Skip to main content
Tulane Home Tulane Home

Staff Activist Receives Equality Award

June 04, 2008 12:15 PM
 | 
Nick Marinello mr4@tulane.edu
  

“We are not done; it is a work in progress,” says Tim Hornback of society's movement toward acceptance and inclusiveness of its members who are not considered to be in the mainstream. Hornback, Tulane's lesbian, gay, bisexual and transgender coordinator for student life, recently received a statewide award for promoting that message of tolerance and acceptance.

Timothy Hornback

Of his work, Timothy Hornback, Tulane's lesbian, gay, bisexual and transgender coordinator for student life, says, “There is a lot to do, but not enough time.” (Photo by Tricia Travis)

He received the Equality Award from the Louisiana chapter of the Human Rights Campaign for his work as an activist in the New Orleans community.

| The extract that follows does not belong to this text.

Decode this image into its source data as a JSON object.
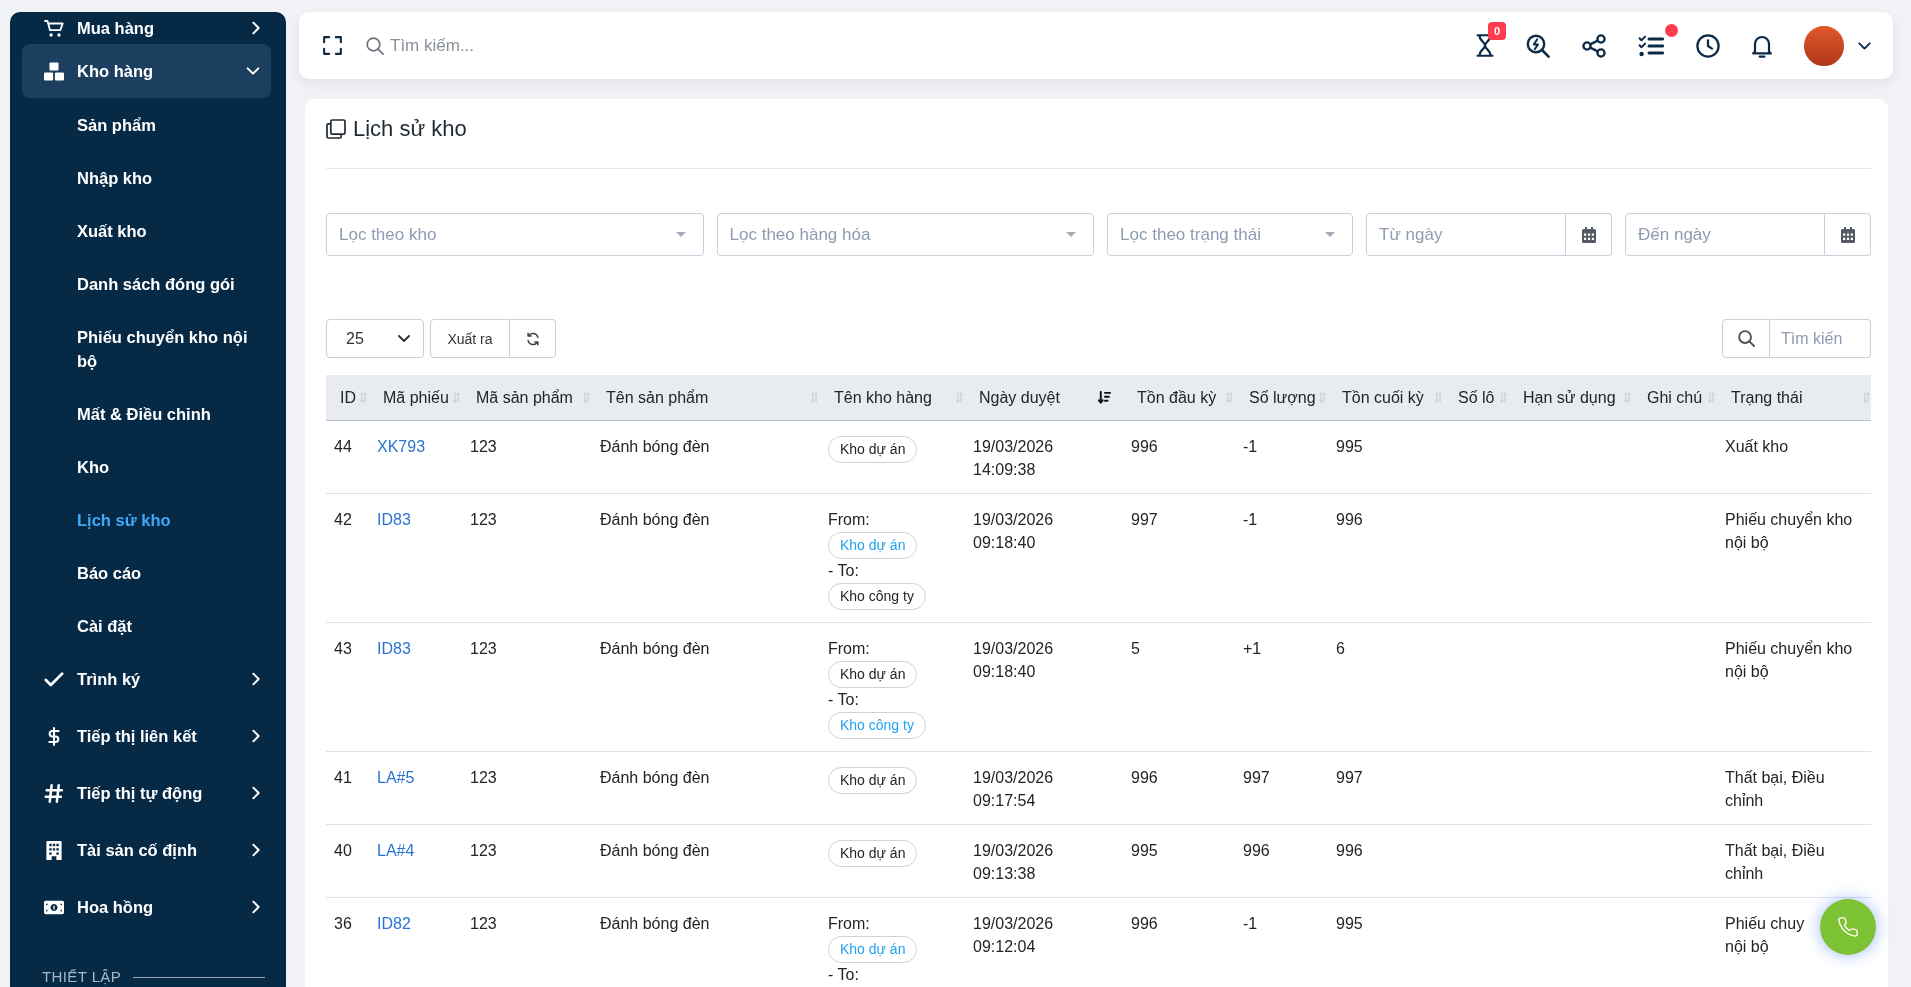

While he works part time in the Office of Multicultural Affairs as Tulane's LGBT officer, Hornback is in full service to the community through his efforts volunteering as co-chair of the Community Coalition, an umbrella organization that promotes collaboration and educational opportunities for LGBT businesses and organizations, as well as fulfilling duties as LGBT community representative on the City of New Orleans Human Relations Commission.

He also serves on the AIDSLaw board of directors, the New Orleans chapter of Parents, Families and Friends of Lesbians and Gays Scholarship Committee and the New Orleans AIDS Memorial Commission.

In 2001, Hornback became the first administrative director for the Forum for Equality, a New Orleans-based civil rights and political advocacy group with whom he worked for seven years.

“I've always volunteered,” says Hornback. “It is something that is important for me to do.”

Hornback is equally understated in describing his role at Tulane. “I just direct people to resources,” he says. Beyond that, Hornback says his role is to coordinate programs, provide information regarding his office and to simply be available to students.

“Tulane is an open and welcoming campus,” he says. “Still, there is a need for diversity training. A need to enlighten people on the different aspects of humanity.”

Hornback says there are a lot of programs he would like to implement on campus, given the time and funding. On the top of his wish list is a project to create safe zones for minority and LGBT students. Such zones could be “a harbor in the storm” for students, says Hornback.

Hornback received the Equality Award at a May 17 gala given by the Louisiana Human Rights Campaign. The HRC is the nation's largest organization working for gay, lesbian, bisexual and transgender equality, with more than 700,000 members.